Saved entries
□ □ □ □
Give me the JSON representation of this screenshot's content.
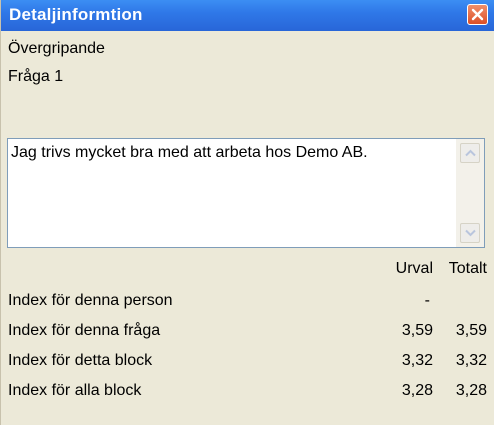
{
  "window": {
    "title": "Detaljinformtion"
  },
  "header": {
    "category": "Övergripande",
    "question": "Fråga 1"
  },
  "text": {
    "content": "Jag trivs mycket bra med att arbeta hos Demo AB."
  },
  "table": {
    "columns": [
      "Urval",
      "Totalt"
    ],
    "rows": [
      {
        "label": "Index för denna person",
        "urval": "-",
        "totalt": ""
      },
      {
        "label": "Index för denna fråga",
        "urval": "3,59",
        "totalt": "3,59"
      },
      {
        "label": "Index för detta block",
        "urval": "3,32",
        "totalt": "3,32"
      },
      {
        "label": "Index för alla block",
        "urval": "3,28",
        "totalt": "3,28"
      }
    ]
  },
  "icons": {
    "close": "close-icon",
    "scroll_up": "chevron-up-icon",
    "scroll_down": "chevron-down-icon"
  },
  "colors": {
    "titlebar": "#2f78e8",
    "close_button": "#dd4f27",
    "window_bg": "#ece9d8"
  }
}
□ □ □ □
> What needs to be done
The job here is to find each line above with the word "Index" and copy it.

> Answer box
        "label": "Index för denna person",
        "label": "Index för denna fråga",
        "label": "Index för detta block",
        "label": "Index för alla block",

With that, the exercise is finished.